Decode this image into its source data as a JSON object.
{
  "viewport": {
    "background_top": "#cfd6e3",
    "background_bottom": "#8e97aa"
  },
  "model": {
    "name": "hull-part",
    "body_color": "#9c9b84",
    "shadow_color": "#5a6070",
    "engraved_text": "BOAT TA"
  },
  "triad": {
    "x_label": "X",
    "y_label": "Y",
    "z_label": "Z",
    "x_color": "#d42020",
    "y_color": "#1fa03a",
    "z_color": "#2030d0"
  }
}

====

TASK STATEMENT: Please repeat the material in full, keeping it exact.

YOUR SOLUTION:
Decode this image into its source data as a JSON object.
{
  "viewport": {
    "background_top": "#cfd6e3",
    "background_bottom": "#8e97aa"
  },
  "model": {
    "name": "hull-part",
    "body_color": "#9c9b84",
    "shadow_color": "#5a6070",
    "engraved_text": "BOAT TA"
  },
  "triad": {
    "x_label": "X",
    "y_label": "Y",
    "z_label": "Z",
    "x_color": "#d42020",
    "y_color": "#1fa03a",
    "z_color": "#2030d0"
  }
}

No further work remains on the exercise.